2679AJG October, 2000 Editorials
patients, as clinical information can now easily be extractedfrom the medical records.
However, how is the IBS diagnosis made in clinicalpractice? If data from research and everyday clinical workare to be compared, diagnoses in research and reality mustbe comparable or, ideally, identical. Thompson et al. (18)showed that only nine of 55 general practitioners undersurvey have heard of the Manning criteria, and just one ofthem had heard of the Rome definition. None of them usedthese criteria in their practice. Despite this they referred only14% of the IBS patients for a second opinion. In anotherstudy from the same group (15), 48% of the patients thatfulfilled the Rome I and/or Manning criteria were not clas-sified as such by the general practitioners, although half ofthese received a related functional gastrointestinal diagno-sis. When I was invited to write this editorial, I asked the136 general practitioners in the County of Uppsala, Sweden,whether they had ever heard of the Rome definition or theManning criteria, and whether they used them.
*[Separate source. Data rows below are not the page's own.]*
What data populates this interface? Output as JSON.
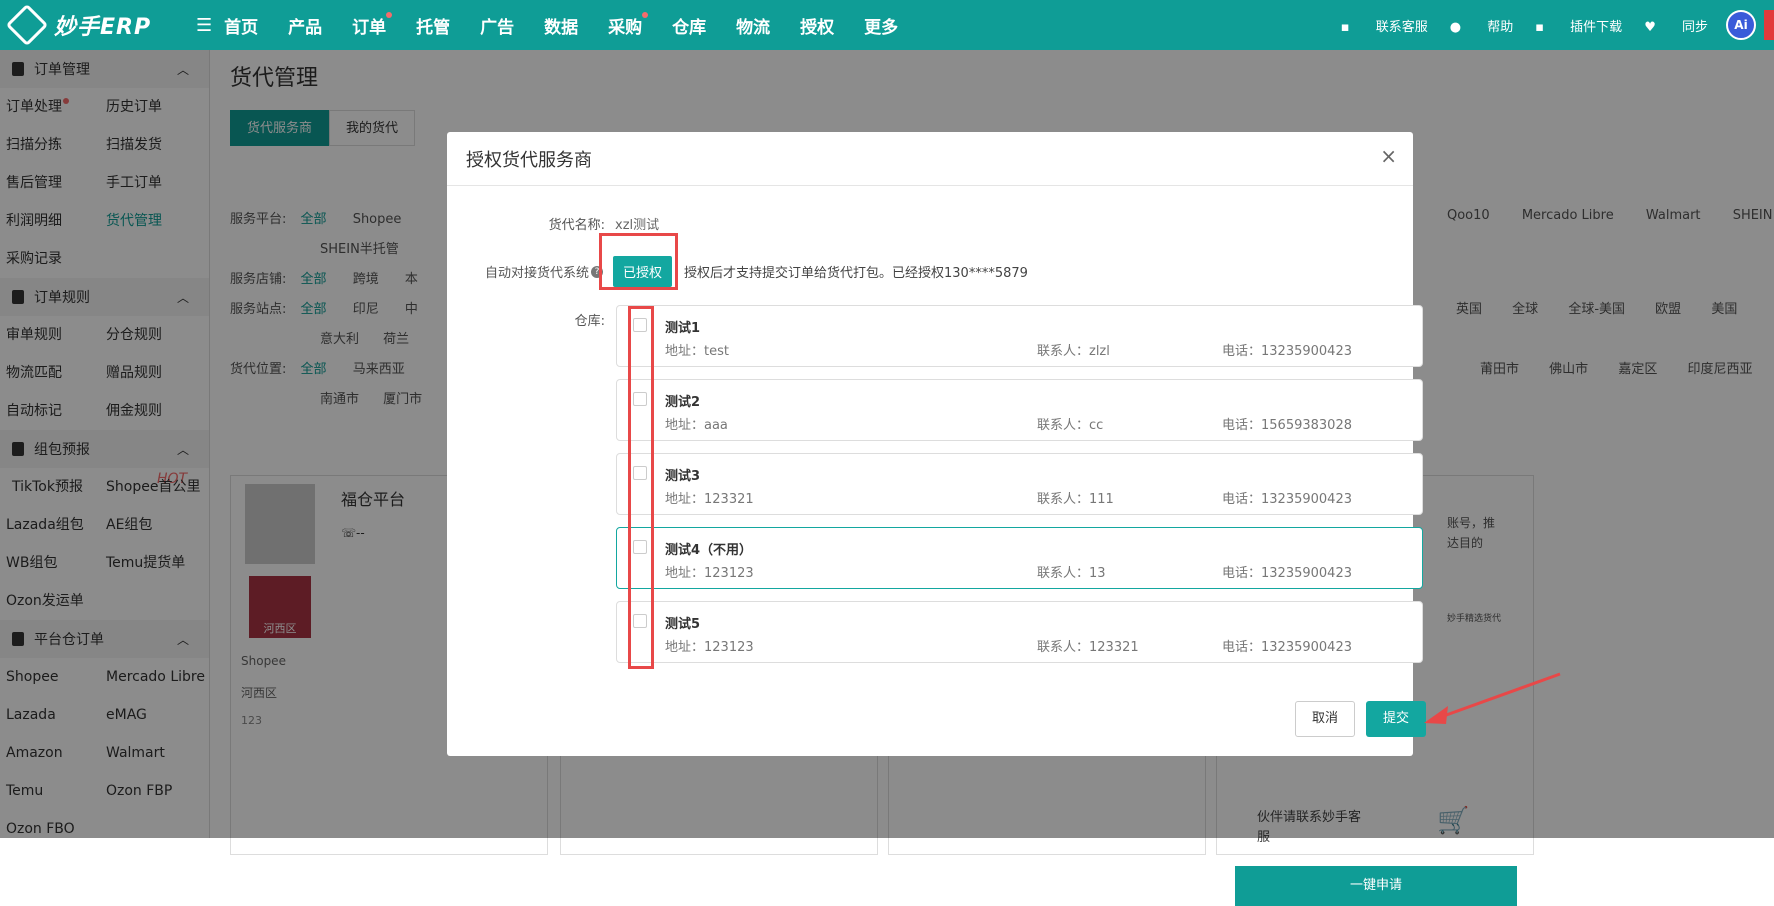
{
  "topbar": {
    "logo_text": "妙手ERP",
    "nav": [
      {
        "label": "首页",
        "dot": false
      },
      {
        "label": "产品",
        "dot": false
      },
      {
        "label": "订单",
        "dot": true
      },
      {
        "label": "托管",
        "dot": false
      },
      {
        "label": "广告",
        "dot": false
      },
      {
        "label": "数据",
        "dot": false
      },
      {
        "label": "采购",
        "dot": true
      },
      {
        "label": "仓库",
        "dot": false
      },
      {
        "label": "物流",
        "dot": false
      },
      {
        "label": "授权",
        "dot": false
      },
      {
        "label": "更多",
        "dot": false
      }
    ],
    "right": {
      "contact": "联系客服",
      "help": "帮助",
      "plugin": "插件下载",
      "sync": "同步",
      "avatar": "Ai"
    }
  },
  "sidebar": {
    "g1": "订单管理",
    "g1_items": [
      "订单处理",
      "历史订单",
      "扫描分拣",
      "扫描发货",
      "售后管理",
      "手工订单",
      "利润明细",
      "货代管理",
      "采购记录"
    ],
    "g2": "订单规则",
    "g2_items": [
      "审单规则",
      "分仓规则",
      "物流匹配",
      "赠品规则",
      "自动标记",
      "佣金规则"
    ],
    "g3": "组包预报",
    "g3_items": [
      "TikTok预报",
      "Shopee首公里",
      "Lazada组包",
      "AE组包",
      "WB组包",
      "Temu提货单",
      "Ozon发运单"
    ],
    "hot": "HOT",
    "g4": "平台仓订单",
    "g4_items": [
      "Shopee",
      "Mercado Libre",
      "Lazada",
      "eMAG",
      "Amazon",
      "Walmart",
      "Temu",
      "Ozon FBP",
      "Ozon FBO"
    ]
  },
  "main": {
    "title": "货代管理",
    "tabs": [
      "货代服务商",
      "我的货代"
    ],
    "f1": {
      "label": "服务平台:",
      "all": "全部",
      "v1": "Shopee",
      "v2": "SHEIN半托管",
      "r": [
        "Qoo10",
        "Mercado Libre",
        "Walmart",
        "SHEIN"
      ]
    },
    "f2": {
      "label": "服务店铺:",
      "all": "全部",
      "v1": "跨境",
      "v2": "本"
    },
    "f3": {
      "label": "服务站点:",
      "all": "全部",
      "v1": "印尼",
      "v2": "中",
      "r": [
        "英国",
        "全球",
        "全球-美国",
        "欧盟",
        "美国"
      ],
      "v3": "意大利",
      "v4": "荷兰"
    },
    "f4": {
      "label": "货代位置:",
      "all": "全部",
      "v1": "马来西亚",
      "r": [
        "莆田市",
        "佛山市",
        "嘉定区",
        "印度尼西亚"
      ],
      "v2": "南通市",
      "v3": "厦门市"
    },
    "card1": {
      "name": "福仓平台",
      "platform": "Shopee",
      "area": "河西区",
      "num": "123",
      "phone": "--",
      "img_label": "河西区"
    },
    "card4": {
      "t1": "账号，推",
      "t2": "达目的",
      "t3": "伙伴请联系妙手客",
      "t4": "服",
      "btn": "一键申请",
      "badge": "妙手精选货代"
    }
  },
  "modal": {
    "title": "授权货代服务商",
    "name_label": "货代名称:",
    "name_value": "xzl测试",
    "auto_label": "自动对接货代系统",
    "auth_btn": "已授权",
    "auth_note": "授权后才支持提交订单给货代打包。已经授权130****5879",
    "wh_label": "仓库:",
    "warehouses": [
      {
        "name": "测试1",
        "addr": "地址：test",
        "contact": "联系人：zlzl",
        "phone": "电话：13235900423"
      },
      {
        "name": "测试2",
        "addr": "地址：aaa",
        "contact": "联系人：cc",
        "phone": "电话：15659383028"
      },
      {
        "name": "测试3",
        "addr": "地址：123321",
        "contact": "联系人：111",
        "phone": "电话：13235900423"
      },
      {
        "name": "测试4（不用）",
        "addr": "地址：123123",
        "contact": "联系人：13",
        "phone": "电话：13235900423"
      },
      {
        "name": "测试5",
        "addr": "地址：123123",
        "contact": "联系人：123321",
        "phone": "电话：13235900423"
      }
    ],
    "cancel": "取消",
    "submit": "提交"
  },
  "colors": {
    "brand": "#0f9d96",
    "accent": "#13a7a0",
    "highlight": "#e84848"
  }
}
The doctorsare specialized in family medicine and most of them expe-rienced. Thirty-six answered promptly; of those, two hadheard of Mannings criteria but never used it, and one hadheard of the Rome definition, and thought he used it! Theywere also asked how they diagnosed IBS. The overwhelm-ing majority mentioned abdominal pain and concomitantunspecified bowel problems, taking alarm symptoms intoconsideration, and ordered investigations when needed. Theresponse rate is low, but most probably the nonrespondersare not more familiar with the terminology!
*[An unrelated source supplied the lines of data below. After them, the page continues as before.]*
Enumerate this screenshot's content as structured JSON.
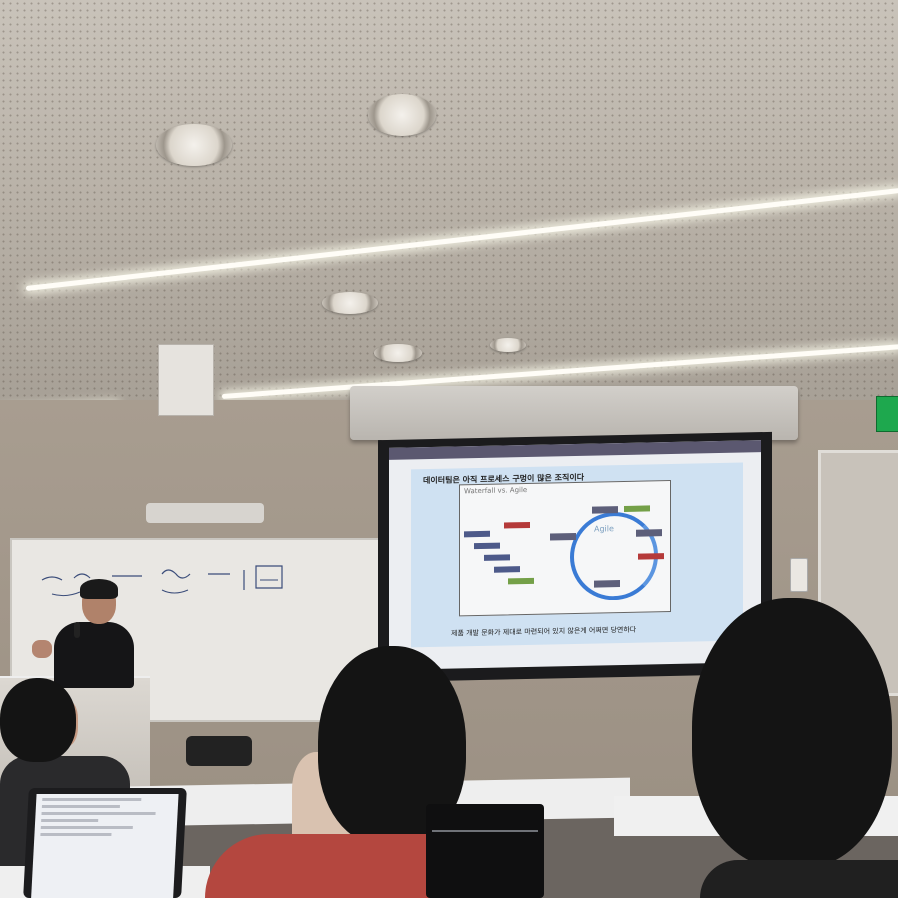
{
  "slide": {
    "title": "데이터팀은 아직 프로세스 구멍이 많은 조직이다",
    "diagram_title": "Waterfall vs. Agile",
    "agile_label": "Agile",
    "caption": "제품 개발 문화가 제대로 마련되어 있지 않은게 어쩌면 당연하다"
  },
  "colors": {
    "slide_background": "#cfe1f2",
    "agile_ring": "#3a7bd5",
    "exit_sign": "#1ea84e",
    "audience_shirt": "#b4473f"
  }
}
So how come this lack of definition works in practice?Well, one reason is that the Rome definition and the Man-ning criteria are too complicated to use in the busy clinicalworkday. Most patients with functional abdominal disordersare treated in primary health care (15), where an individualdoctor sees up to 150 patients per week (19), and gastroin-testinal complaints constitute only about 5% of all cases inprimary health care (20). Not only gastroenterologists butmany other specialists have presented complicated and,thereby, unusable algorithms. Many of the conditions en-countered are polysymptomatic, and thus diagnosis is oftenbased on clinical impression rather than applying definitionsdeveloped for the purposes of research (18). The situation inmost gastroenterologists practices not engaged in research,where up to half of the patients present with functionaldisorders (21), is probably similar. Another reason might bethat the definitions per se are not applicable in a generalpractice setting, as they are not validated in that setting, andthat therefore the general practitioner has to treat the patientsaccording to his or her enormous experience combined withunstructured knowledge.
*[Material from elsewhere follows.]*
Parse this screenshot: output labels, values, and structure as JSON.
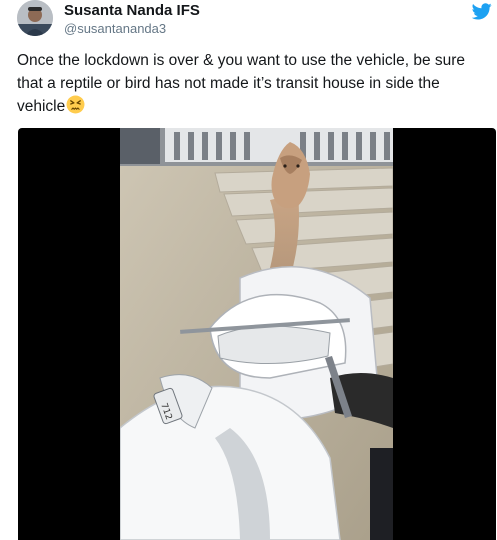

Attempts have been made to simplify the IBS definition.Kruis et al. (22) designed a scoring system with only pain,flatulence, bowel irregularity, and alternating constipationand diarrhea as mandatory symptoms, combined with symp-tom duration and negative laboratory tests. The Kruis scor-ing system has been found to be equivalent to the Manning
criteria in identifying IBS and excluding organic gastroin-testinal disease (23). Also, our group has shown that asimple definition with only abdominal pain or discomfortcombined with constipation or diarrhea, or alternating con-stipation or diarrhea, gives the same prevalence rates as theRome I definition, and slightly lower than the Manningcriteria. The general agreement between this simple defini-tion and the Rome criteria was very good (k 0.85, generalagreement 96%), and somewhat lower t